What's Buggin' You with Kate Larsen
SACRAMENTO, CA - Birds in Downtown Sacramento are forcing people to duck for cover near the Convention Center. There are thousands of crows roosting in the trees on 13th Street between J and I Streets. As a result, bird droppings cover the street and the sidewalk and it's bugging people who work in the area.
"It looks like nobody takes care of the city, it's dirty," says George Muntean, who owns a soup and sandwich store nearby. Muntean says nobody parks or walks on the street with the bird droppings. "It's awful, I have people who have to go a block away to come to my shop."
The crows roost in the trees overnight and are most active early in the morning before they fly away for the day. Just before sunrise, as the birds wake up, you can hear them calling to each other.
"It's not a great appearance for anyone that's visiting the convention center," says Peter Tiberini who helps manage the parking garage on 13th Street.
Garage employees and monthly parkers, many of whom carry umbrellas to avoid falling bird droppings, deal with the brunt of the mess. Tiberini says garage employees have even started power washing the sidewalks, but says the streets are really the City of Sacramento's responsibility.
Tiberini purchased a predatory bird calling machine that he hopes will scare away the crows. He hasn't installed the device yet, but says he got the idea because he heard a similar machine, making bird-like noises, near Sacramento City Hall. City Hall is just four blocks away from the Convention Center and has the same type of trees, but there are very few if any birds roosting in the area.
News10 Reporter, Kate Larsen, called the Mayor Kevin Johnson's office who acknowledged the birds and said they would look into the problem.
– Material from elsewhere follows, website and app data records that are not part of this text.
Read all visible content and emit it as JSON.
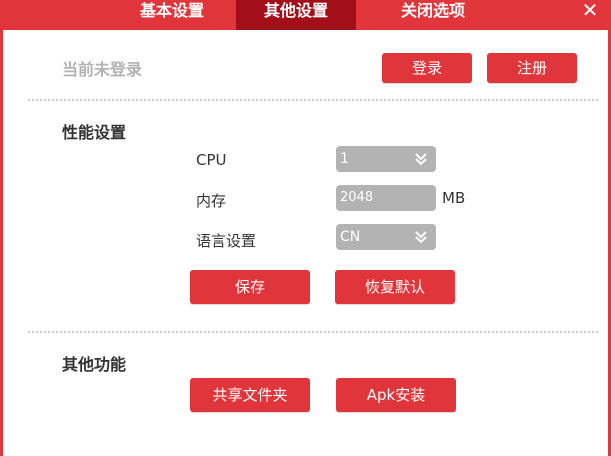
{
  "tabs": [
    {
      "label": "基本设置",
      "active": false
    },
    {
      "label": "其他设置",
      "active": true
    },
    {
      "label": "关闭选项",
      "active": false
    }
  ],
  "close_glyph": "✕",
  "account": {
    "status": "当前未登录",
    "login_label": "登录",
    "register_label": "注册"
  },
  "performance": {
    "title": "性能设置",
    "cpu_label": "CPU",
    "cpu_value": "1",
    "memory_label": "内存",
    "memory_value": "2048",
    "memory_unit": "MB",
    "language_label": "语言设置",
    "language_value": "CN",
    "save_label": "保存",
    "restore_label": "恢复默认"
  },
  "other": {
    "title": "其他功能",
    "share_label": "共享文件夹",
    "apk_label": "Apk安装"
  },
  "colors": {
    "accent": "#e0353a",
    "active_tab": "#a30f19",
    "field_bg": "#b3b3b3"
  }
}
News10 will continue to follow this story, especially after learning that according to the CDC, there may be health problems associated with exposure to bird droppings.
If something is bugging you, bug Kate Larsen!You can email her at email@example.com.